EXERCISE REQUIREMENTS —
Repeat the whole of the data, keeping every detail the same.

Element data from apps and pages:

-----

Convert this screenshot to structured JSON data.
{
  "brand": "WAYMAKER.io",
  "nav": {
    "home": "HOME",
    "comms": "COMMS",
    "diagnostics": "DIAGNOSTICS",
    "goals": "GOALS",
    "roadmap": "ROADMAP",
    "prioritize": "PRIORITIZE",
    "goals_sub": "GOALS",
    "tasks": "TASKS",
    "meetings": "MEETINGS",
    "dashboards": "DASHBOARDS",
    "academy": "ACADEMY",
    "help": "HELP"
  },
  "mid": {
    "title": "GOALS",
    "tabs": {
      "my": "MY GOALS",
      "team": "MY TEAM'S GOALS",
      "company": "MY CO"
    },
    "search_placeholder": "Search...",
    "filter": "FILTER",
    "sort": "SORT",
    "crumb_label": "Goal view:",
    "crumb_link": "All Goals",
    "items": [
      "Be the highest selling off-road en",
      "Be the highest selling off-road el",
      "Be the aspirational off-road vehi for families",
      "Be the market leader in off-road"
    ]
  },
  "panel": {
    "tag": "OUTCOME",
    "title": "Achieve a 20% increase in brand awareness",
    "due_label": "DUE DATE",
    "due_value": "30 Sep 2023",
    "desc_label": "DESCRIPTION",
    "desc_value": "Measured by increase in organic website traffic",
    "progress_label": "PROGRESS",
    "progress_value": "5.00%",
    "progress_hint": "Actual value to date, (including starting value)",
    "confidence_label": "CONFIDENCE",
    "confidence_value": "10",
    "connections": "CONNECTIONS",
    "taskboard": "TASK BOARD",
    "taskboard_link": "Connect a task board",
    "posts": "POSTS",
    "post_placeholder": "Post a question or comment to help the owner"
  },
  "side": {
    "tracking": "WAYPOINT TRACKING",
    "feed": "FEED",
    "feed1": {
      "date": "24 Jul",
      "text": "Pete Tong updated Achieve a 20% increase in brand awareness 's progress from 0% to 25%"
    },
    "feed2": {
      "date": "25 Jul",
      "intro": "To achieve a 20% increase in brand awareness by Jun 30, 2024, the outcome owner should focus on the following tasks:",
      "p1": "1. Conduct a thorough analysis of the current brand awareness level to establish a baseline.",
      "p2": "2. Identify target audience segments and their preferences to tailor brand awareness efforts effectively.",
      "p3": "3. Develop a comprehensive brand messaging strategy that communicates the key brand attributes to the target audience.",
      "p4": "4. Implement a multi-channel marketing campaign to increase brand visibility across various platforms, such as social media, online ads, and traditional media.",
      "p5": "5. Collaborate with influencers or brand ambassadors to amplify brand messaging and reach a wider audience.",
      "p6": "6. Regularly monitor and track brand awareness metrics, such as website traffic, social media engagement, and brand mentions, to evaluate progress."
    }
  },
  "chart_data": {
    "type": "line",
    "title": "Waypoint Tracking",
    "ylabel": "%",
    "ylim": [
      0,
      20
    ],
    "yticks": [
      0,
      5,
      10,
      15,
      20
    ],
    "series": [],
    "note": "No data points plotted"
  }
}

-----

REPLY —
Convert this screenshot to structured JSON data.
{
  "brand": "WAYMAKER.io",
  "nav": {
    "home": "HOME",
    "comms": "COMMS",
    "diagnostics": "DIAGNOSTICS",
    "goals": "GOALS",
    "roadmap": "ROADMAP",
    "prioritize": "PRIORITIZE",
    "goals_sub": "GOALS",
    "tasks": "TASKS",
    "meetings": "MEETINGS",
    "dashboards": "DASHBOARDS",
    "academy": "ACADEMY",
    "help": "HELP"
  },
  "mid": {
    "title": "GOALS",
    "tabs": {
      "my": "MY GOALS",
      "team": "MY TEAM'S GOALS",
      "company": "MY CO"
    },
    "search_placeholder": "Search...",
    "filter": "FILTER",
    "sort": "SORT",
    "crumb_label": "Goal view:",
    "crumb_link": "All Goals",
    "items": [
      "Be the highest selling off-road en",
      "Be the highest selling off-road el",
      "Be the aspirational off-road vehi for families",
      "Be the market leader in off-road"
    ]
  },
  "panel": {
    "tag": "OUTCOME",
    "title": "Achieve a 20% increase in brand awareness",
    "due_label": "DUE DATE",
    "due_value": "30 Sep 2023",
    "desc_label": "DESCRIPTION",
    "desc_value": "Measured by increase in organic website traffic",
    "progress_label": "PROGRESS",
    "progress_value": "5.00%",
    "progress_hint": "Actual value to date, (including starting value)",
    "confidence_label": "CONFIDENCE",
    "confidence_value": "10",
    "connections": "CONNECTIONS",
    "taskboard": "TASK BOARD",
    "taskboard_link": "Connect a task board",
    "posts": "POSTS",
    "post_placeholder": "Post a question or comment to help the owner"
  },
  "side": {
    "tracking": "WAYPOINT TRACKING",
    "feed": "FEED",
    "feed1": {
      "date": "24 Jul",
      "text": "Pete Tong updated Achieve a 20% increase in brand awareness 's progress from 0% to 25%"
    },
    "feed2": {
      "date": "25 Jul",
      "intro": "To achieve a 20% increase in brand awareness by Jun 30, 2024, the outcome owner should focus on the following tasks:",
      "p1": "1. Conduct a thorough analysis of the current brand awareness level to establish a baseline.",
      "p2": "2. Identify target audience segments and their preferences to tailor brand awareness efforts effectively.",
      "p3": "3. Develop a comprehensive brand messaging strategy that communicates the key brand attributes to the target audience.",
      "p4": "4. Implement a multi-channel marketing campaign to increase brand visibility across various platforms, such as social media, online ads, and traditional media.",
      "p5": "5. Collaborate with influencers or brand ambassadors to amplify brand messaging and reach a wider audience.",
      "p6": "6. Regularly monitor and track brand awareness metrics, such as website traffic, social media engagement, and brand mentions, to evaluate progress."
    }
  },
  "chart_data": {
    "type": "line",
    "title": "Waypoint Tracking",
    "ylabel": "%",
    "ylim": [
      0,
      20
    ],
    "yticks": [
      0,
      5,
      10,
      15,
      20
    ],
    "series": [],
    "note": "No data points plotted"
  }
}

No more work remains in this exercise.